The Boeing 737 Max Crisis: How It Changed the Future of Aviation
In March 2019, the world was shocked by the second fatal crash of a Boeing 737 Max aircraft in less than six months.
In March 2019, the world was shocked by the second fatal crash of a Boeing 737 Max aircraft in less than six months. The crashes, which killed a total of 346 people, were attributed to a faulty automated flight control system known as the Maneuvering Characteristics Augmentation System (MCAS). The disaster forced Boeing to ground all 737 Max planes worldwide and sparked a crisis that would have far-reaching consequences for the aviation industry.
The fallout from the crisis was immediate and intense. Boeing faced intense scrutiny from lawmakers, regulators, and the media, with many questioning the company's commitment to safety and its corporate culture. The crisis also had a significant impact on the airline industry, as many airlines were forced to cancel flights and rework their schedules in response to the grounding of the 737 Max planes.
In the wake of the crisis, Boeing has undergone significant changes. The company has overhauled its leadership and organizational structure, and has made significant investments in safety and training programs. The company has also made changes to the MCAS system and has worked with regulators to ensure that the 737 Max planes are safe to fly.
The crisis also had a broader impact on the aviation industry. Regulators around the world have implemented new safety regulations and protocols, with many countries adopting a more cautious approach to certifying new aircraft. The crisis has also sparked a renewed focus on pilot training and the role of automation in aviation.
Despite these changes, however, the Boeing 737 Max crisis continues to have a lasting impact on the aviation industry. The crisis has raised questions about the balance between innovation and safety, and has highlighted the need for greater transparency and accountability in the certification process. It has also underscored the importance of collaboration between airlines, manufacturers, and regulators in ensuring the safety of the flying public.

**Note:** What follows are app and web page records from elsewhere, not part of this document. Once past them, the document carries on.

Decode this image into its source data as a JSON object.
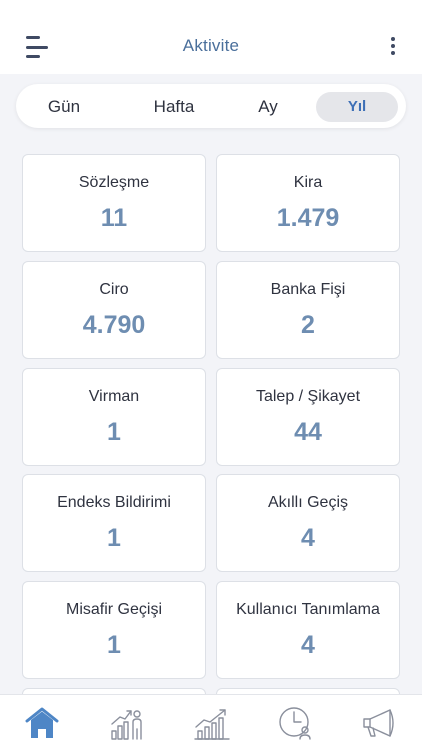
{
  "header": {
    "title": "Aktivite"
  },
  "tabs": [
    {
      "label": "Gün"
    },
    {
      "label": "Hafta"
    },
    {
      "label": "Ay"
    },
    {
      "label": "Yıl",
      "selected": true
    }
  ],
  "cards": [
    {
      "label": "Sözleşme",
      "value": "11"
    },
    {
      "label": "Kira",
      "value": "1.479"
    },
    {
      "label": "Ciro",
      "value": "4.790"
    },
    {
      "label": "Banka Fişi",
      "value": "2"
    },
    {
      "label": "Virman",
      "value": "1"
    },
    {
      "label": "Talep / Şikayet",
      "value": "44"
    },
    {
      "label": "Endeks Bildirimi",
      "value": "1"
    },
    {
      "label": "Akıllı Geçiş",
      "value": "4"
    },
    {
      "label": "Misafir Geçişi",
      "value": "1"
    },
    {
      "label": "Kullanıcı Tanımlama",
      "value": "4"
    }
  ],
  "bottom_nav": [
    {
      "icon": "home-icon",
      "active": true
    },
    {
      "icon": "people-chart-icon"
    },
    {
      "icon": "growth-chart-icon"
    },
    {
      "icon": "clock-person-icon"
    },
    {
      "icon": "megaphone-icon"
    }
  ],
  "colors": {
    "accent": "#4a6f9b",
    "value": "#6e8db1",
    "selected_tab_text": "#3d6fb6",
    "home_active": "#4e86c6"
  }
}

As the aviation industry looks to the future, it is clear that the lessons of the Boeing 737 Max crisis will continue to shape the way that we think about safety, innovation, and the role of technology in aviation.